Tayou is the only language industry MT vendor who seems to have experimented with NMT thus far, and they have mixed results, that are presented here. These early results are useful to understand the challenges with early NMT, but these experiments are not useful to conclusively conclude on the real the potential of NMT to outperform SMT or not. The development tools will get better and the same experiments described here could yield different outcomes in future, as tools improve.
So while there are indeed challenges to getting NMT launched in a broad and pervasive way, there are many reasons to march forward.  We see the largest Internet players including Microsoft, Google, FaceBook and Baidu are all working with DNNs and all have NMT initiatives in motion.  Microsoft has already deployed pure neural networks on mobile translation apps for Android and iOS. Of course with a very small and limited vocabulary but this will only grow and evolve.
I doubt very much that phrase based SMT is going away to quietly die in the short term (LT 5 years). But as supercomputing access becomes commonplace, and as NMT fleshes out with more comprehensive support tools, the same way that SMT did (which takes some years), we could see a gradual transition and evolution to this new kind of MT. There is enough actual evidence of success with NMT to generate real excitement, and I expect we will see a super-Moses-like kit to build NMT systems appear within the next 12 months. This will foster more experimentation and possibly discover new pathways to better automated translation. All this only points to improving MT, albeit gradually, and while MT is a truly difficult engineering problem, the best minds in the world are far from finished on what is possible to improve MT using machine intelligence technology. The emergence of NMT also points to the high likelihood of obsolescence for those who like to keep everything on-premise or the desktop. The best MT solutions will likely happen in the cloud and will be unlikley to be possible at all on the desktop.

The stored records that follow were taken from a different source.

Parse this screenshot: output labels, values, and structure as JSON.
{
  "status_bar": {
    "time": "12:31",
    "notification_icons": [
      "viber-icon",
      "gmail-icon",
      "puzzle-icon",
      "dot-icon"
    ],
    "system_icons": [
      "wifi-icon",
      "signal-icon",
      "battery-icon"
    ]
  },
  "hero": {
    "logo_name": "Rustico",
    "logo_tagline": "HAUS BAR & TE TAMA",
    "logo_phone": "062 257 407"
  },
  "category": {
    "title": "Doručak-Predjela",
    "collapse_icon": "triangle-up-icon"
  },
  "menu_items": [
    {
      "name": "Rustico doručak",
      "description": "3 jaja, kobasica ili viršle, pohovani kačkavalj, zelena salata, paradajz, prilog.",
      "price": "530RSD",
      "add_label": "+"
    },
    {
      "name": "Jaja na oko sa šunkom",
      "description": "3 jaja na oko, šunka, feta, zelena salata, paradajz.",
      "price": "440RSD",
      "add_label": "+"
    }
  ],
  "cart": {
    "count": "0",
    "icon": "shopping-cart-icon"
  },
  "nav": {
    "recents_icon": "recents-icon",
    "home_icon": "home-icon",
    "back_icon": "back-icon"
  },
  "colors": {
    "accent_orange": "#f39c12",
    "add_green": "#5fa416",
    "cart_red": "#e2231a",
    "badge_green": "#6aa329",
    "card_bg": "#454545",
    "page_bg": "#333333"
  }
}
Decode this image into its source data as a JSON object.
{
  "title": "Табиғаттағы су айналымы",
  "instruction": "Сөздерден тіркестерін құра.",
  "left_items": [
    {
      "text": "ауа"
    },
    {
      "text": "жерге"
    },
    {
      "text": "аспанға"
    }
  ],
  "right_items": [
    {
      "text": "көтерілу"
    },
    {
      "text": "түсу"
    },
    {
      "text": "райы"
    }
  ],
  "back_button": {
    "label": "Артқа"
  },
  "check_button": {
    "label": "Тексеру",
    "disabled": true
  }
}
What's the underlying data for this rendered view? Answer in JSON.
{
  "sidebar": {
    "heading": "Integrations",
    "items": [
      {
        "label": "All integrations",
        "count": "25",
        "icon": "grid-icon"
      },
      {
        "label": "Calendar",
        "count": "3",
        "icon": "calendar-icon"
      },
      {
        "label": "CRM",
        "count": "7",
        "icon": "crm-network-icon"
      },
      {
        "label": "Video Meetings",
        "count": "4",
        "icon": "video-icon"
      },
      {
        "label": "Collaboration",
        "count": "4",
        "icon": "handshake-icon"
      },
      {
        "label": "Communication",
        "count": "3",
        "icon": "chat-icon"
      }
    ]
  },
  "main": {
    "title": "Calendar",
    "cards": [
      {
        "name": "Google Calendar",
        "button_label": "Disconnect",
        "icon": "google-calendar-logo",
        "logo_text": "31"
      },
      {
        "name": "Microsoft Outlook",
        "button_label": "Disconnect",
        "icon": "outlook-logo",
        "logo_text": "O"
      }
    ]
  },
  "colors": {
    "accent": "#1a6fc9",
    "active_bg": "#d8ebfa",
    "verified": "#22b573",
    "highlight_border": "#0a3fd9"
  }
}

MT naysayers should be aware, that the mindset that most of these MT researchers have in place, can be encapsulated by the following statement originally made by Thomas Edison: “I have not failed. I’ve just found 10,000 ways that won’t work.” It will indeed get better.